Dezeen Magazine

Aqualta by Studio Lindfors

New York designers Studio Lindfors have created a series of images imagining how New York and Tokyo might look like in a few hundred years as a result of rising sea levels.

Above: New York

Called Aqualta, the project predicts that communities will adapt to the changes by building piers and navigable canals to replace the existing transport networks.

Above: New York

The images depict rooftops used for growing food and oyster beds cultivated to protect the coasts.

Above: New York

See also: Flooded London by Squint/Opera

Above: New York

Here's some text from the designers:


AQUALTA by Studio Lindfors

Studio Lindfors has released a new series of images called Aqualta – a play on Acqua Alta, the increasing high tides flooding Venice – which visually explores what a coastal metropolis might feel like a hundred years from now due to rising sea levels. The images illustrate two cultural and financial epicenters – Tokyo and New York – adapting to, rather than resisting, rising waters.

Above: Tokyo

Aqualta imagines city dwellers migrating to higher and dryer elevations as water levels gradually increase. Piers, boardwalks and systems of navigable canals reestablish the transportation network lost below.

Above: Tokyo

Residents repurpose rooftops for farms and greenhouses. Wetland ecologies and oyster beds thrive and take root to better protect coasts from future storms. The cities are shown without combustion – engines, power plants, all emissions are rendered obsolete – resulting in cleaner, quieter neighborhoods. Aqualta reveals an adaptable city infrastructure capable of acclimating to nature.

Above and top: New York
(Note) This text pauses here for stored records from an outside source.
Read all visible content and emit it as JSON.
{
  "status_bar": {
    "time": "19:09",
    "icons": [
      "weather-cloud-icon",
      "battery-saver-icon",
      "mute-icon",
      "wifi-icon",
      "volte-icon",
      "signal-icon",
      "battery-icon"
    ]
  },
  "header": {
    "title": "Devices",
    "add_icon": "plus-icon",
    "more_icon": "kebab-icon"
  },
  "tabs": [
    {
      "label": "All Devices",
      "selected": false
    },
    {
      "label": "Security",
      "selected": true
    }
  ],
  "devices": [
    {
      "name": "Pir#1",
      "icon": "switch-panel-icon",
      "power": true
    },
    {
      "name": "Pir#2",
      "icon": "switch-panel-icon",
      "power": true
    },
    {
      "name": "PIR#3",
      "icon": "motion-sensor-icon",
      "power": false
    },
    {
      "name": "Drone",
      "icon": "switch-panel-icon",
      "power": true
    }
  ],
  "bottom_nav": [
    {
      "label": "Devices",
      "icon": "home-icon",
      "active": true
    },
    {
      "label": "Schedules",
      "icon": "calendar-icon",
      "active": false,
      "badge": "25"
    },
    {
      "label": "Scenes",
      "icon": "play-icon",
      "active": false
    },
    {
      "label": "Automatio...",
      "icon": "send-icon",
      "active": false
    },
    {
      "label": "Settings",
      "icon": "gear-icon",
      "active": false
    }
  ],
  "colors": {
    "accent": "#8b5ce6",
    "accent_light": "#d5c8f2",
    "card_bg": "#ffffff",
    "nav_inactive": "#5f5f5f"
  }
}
Studio Lindfors is a design firm based in New York City. The firm is versed in a wide range of project types and dedicated to the pursuit of speculative proposals that explore the realm of the fantastic. Current projects include a restaurant in Houston, a film studio in Brooklyn and illustrations for the House of Inconvenience.